YOUR ASSIGNMENT: Take every line containing "Mike" from the material and copy it.

SOURCE INFORMATION:
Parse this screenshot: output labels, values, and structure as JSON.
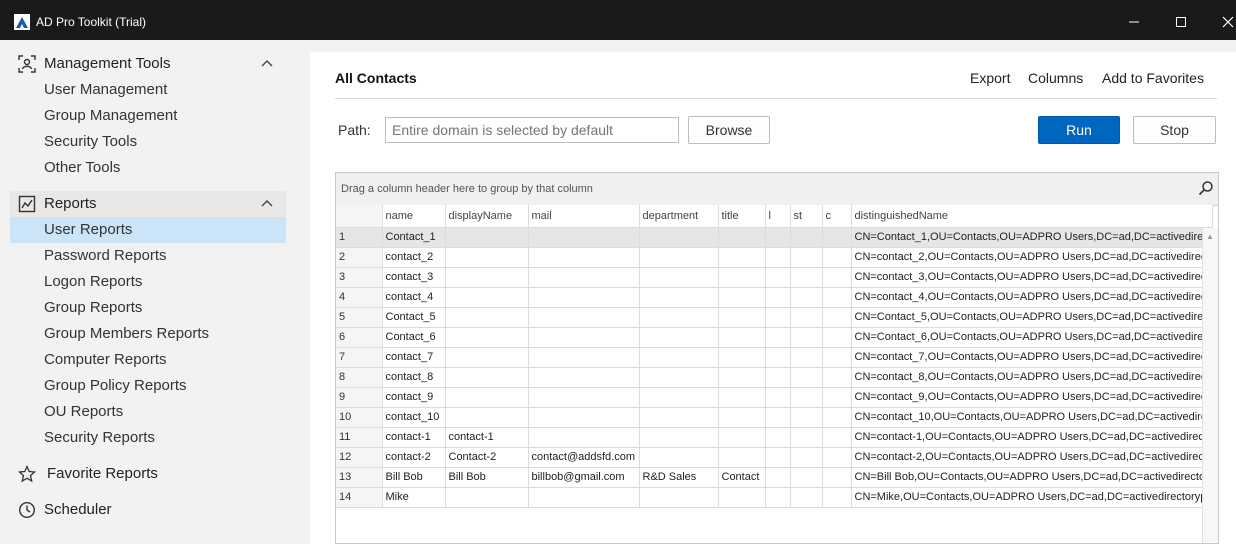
{
  "window": {
    "title": "AD Pro Toolkit (Trial)"
  },
  "sidebar": {
    "sections": [
      {
        "label": "Management Tools",
        "icon": "management-tools-icon",
        "items": [
          "User Management",
          "Group Management",
          "Security Tools",
          "Other Tools"
        ]
      },
      {
        "label": "Reports",
        "icon": "reports-chart-icon",
        "items": [
          "User Reports",
          "Password Reports",
          "Logon Reports",
          "Group Reports",
          "Group Members Reports",
          "Computer Reports",
          "Group Policy Reports",
          "OU Reports",
          "Security Reports"
        ],
        "selected": "User Reports"
      },
      {
        "label": "Favorite Reports",
        "icon": "star-icon"
      },
      {
        "label": "Scheduler",
        "icon": "clock-icon"
      }
    ]
  },
  "main": {
    "title": "All Contacts",
    "actions": {
      "export": "Export",
      "columns": "Columns",
      "favorites": "Add to Favorites"
    },
    "path_label": "Path:",
    "path_placeholder": "Entire domain is selected by default",
    "browse_label": "Browse",
    "run_label": "Run",
    "stop_label": "Stop"
  },
  "grid": {
    "group_hint": "Drag a column header here to group by that column",
    "columns": [
      "name",
      "displayName",
      "mail",
      "department",
      "title",
      "l",
      "st",
      "c",
      "distinguishedName"
    ],
    "rows": [
      [
        "1",
        "Contact_1",
        "",
        "",
        "",
        "",
        "",
        "",
        "",
        "CN=Contact_1,OU=Contacts,OU=ADPRO Users,DC=ad,DC=activedirec"
      ],
      [
        "2",
        "contact_2",
        "",
        "",
        "",
        "",
        "",
        "",
        "",
        "CN=contact_2,OU=Contacts,OU=ADPRO Users,DC=ad,DC=activedirec"
      ],
      [
        "3",
        "contact_3",
        "",
        "",
        "",
        "",
        "",
        "",
        "",
        "CN=contact_3,OU=Contacts,OU=ADPRO Users,DC=ad,DC=activedirec"
      ],
      [
        "4",
        "contact_4",
        "",
        "",
        "",
        "",
        "",
        "",
        "",
        "CN=contact_4,OU=Contacts,OU=ADPRO Users,DC=ad,DC=activedirec"
      ],
      [
        "5",
        "Contact_5",
        "",
        "",
        "",
        "",
        "",
        "",
        "",
        "CN=Contact_5,OU=Contacts,OU=ADPRO Users,DC=ad,DC=activedirec"
      ],
      [
        "6",
        "Contact_6",
        "",
        "",
        "",
        "",
        "",
        "",
        "",
        "CN=Contact_6,OU=Contacts,OU=ADPRO Users,DC=ad,DC=activedirec"
      ],
      [
        "7",
        "contact_7",
        "",
        "",
        "",
        "",
        "",
        "",
        "",
        "CN=contact_7,OU=Contacts,OU=ADPRO Users,DC=ad,DC=activedirec"
      ],
      [
        "8",
        "contact_8",
        "",
        "",
        "",
        "",
        "",
        "",
        "",
        "CN=contact_8,OU=Contacts,OU=ADPRO Users,DC=ad,DC=activedirec"
      ],
      [
        "9",
        "contact_9",
        "",
        "",
        "",
        "",
        "",
        "",
        "",
        "CN=contact_9,OU=Contacts,OU=ADPRO Users,DC=ad,DC=activedirec"
      ],
      [
        "10",
        "contact_10",
        "",
        "",
        "",
        "",
        "",
        "",
        "",
        "CN=contact_10,OU=Contacts,OU=ADPRO Users,DC=ad,DC=activedire"
      ],
      [
        "11",
        "contact-1",
        "contact-1",
        "",
        "",
        "",
        "",
        "",
        "",
        "CN=contact-1,OU=Contacts,OU=ADPRO Users,DC=ad,DC=activedirect"
      ],
      [
        "12",
        "contact-2",
        "Contact-2",
        "contact@addsfd.com",
        "",
        "",
        "",
        "",
        "",
        "CN=contact-2,OU=Contacts,OU=ADPRO Users,DC=ad,DC=activedirect"
      ],
      [
        "13",
        "Bill Bob",
        "Bill Bob",
        "billbob@gmail.com",
        "R&D Sales",
        "Contact",
        "",
        "",
        "",
        "CN=Bill Bob,OU=Contacts,OU=ADPRO Users,DC=ad,DC=activedirector"
      ],
      [
        "14",
        "Mike",
        "",
        "",
        "",
        "",
        "",
        "",
        "",
        "CN=Mike,OU=Contacts,OU=ADPRO Users,DC=ad,DC=activedirectorypi"
      ]
    ],
    "selected_row": "1"
  }
}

TASK RESULT:
        "Mike",
        "CN=Mike,OU=Contacts,OU=ADPRO Users,DC=ad,DC=activedirectorypi"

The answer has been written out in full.